# [AIM OF THE TASK]
Find the lines of the listing that contain the string "class", and return them.

____________________

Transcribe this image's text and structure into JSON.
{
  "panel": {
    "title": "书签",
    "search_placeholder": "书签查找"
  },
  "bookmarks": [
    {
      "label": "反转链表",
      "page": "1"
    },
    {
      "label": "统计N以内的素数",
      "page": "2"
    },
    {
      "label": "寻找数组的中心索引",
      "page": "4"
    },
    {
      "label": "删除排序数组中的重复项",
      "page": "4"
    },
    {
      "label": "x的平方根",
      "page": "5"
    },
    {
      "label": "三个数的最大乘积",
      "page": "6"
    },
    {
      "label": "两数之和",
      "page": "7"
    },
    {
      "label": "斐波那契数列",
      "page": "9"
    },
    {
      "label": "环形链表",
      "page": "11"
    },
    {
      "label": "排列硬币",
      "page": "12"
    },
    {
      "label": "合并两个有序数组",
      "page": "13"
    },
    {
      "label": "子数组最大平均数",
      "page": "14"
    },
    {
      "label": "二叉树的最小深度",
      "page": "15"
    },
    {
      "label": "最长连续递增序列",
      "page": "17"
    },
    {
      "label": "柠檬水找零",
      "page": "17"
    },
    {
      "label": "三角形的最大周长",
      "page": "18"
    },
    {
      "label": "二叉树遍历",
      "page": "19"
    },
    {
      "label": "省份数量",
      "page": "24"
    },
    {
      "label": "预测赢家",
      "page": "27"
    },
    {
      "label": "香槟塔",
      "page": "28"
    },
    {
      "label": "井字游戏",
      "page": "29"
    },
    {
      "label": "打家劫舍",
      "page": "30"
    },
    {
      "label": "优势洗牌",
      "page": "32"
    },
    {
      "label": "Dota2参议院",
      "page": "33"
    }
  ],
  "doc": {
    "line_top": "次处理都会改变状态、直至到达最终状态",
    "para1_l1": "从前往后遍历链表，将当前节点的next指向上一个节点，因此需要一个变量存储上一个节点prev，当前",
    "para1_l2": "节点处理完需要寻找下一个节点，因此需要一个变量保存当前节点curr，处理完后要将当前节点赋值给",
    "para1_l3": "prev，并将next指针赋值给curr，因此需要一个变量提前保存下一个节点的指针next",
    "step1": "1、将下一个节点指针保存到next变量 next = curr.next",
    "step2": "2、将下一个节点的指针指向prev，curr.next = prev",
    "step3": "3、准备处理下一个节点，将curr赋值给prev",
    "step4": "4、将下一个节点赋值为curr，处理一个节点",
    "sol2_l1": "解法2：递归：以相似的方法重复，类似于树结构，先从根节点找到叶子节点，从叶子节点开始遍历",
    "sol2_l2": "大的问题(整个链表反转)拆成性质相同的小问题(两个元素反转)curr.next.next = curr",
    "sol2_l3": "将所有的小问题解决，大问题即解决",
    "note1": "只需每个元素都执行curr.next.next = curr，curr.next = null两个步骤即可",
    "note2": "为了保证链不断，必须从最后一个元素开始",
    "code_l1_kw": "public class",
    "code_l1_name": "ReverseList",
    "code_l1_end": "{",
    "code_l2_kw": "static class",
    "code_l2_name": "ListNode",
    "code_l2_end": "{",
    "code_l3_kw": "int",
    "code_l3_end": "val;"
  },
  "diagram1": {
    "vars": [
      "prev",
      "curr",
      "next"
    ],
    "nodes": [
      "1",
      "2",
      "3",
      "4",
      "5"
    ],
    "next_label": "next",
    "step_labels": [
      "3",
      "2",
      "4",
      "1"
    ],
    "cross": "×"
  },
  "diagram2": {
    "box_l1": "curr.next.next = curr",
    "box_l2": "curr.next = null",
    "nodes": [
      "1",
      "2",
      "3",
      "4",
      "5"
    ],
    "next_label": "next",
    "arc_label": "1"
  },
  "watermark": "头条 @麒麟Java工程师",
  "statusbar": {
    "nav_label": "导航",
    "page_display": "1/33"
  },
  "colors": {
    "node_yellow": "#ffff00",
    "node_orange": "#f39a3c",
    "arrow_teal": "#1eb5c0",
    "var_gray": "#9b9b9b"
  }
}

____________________

# [THE COMPLETED TASK]
    "code_l1_kw": "public class",
    "code_l2_kw": "static class",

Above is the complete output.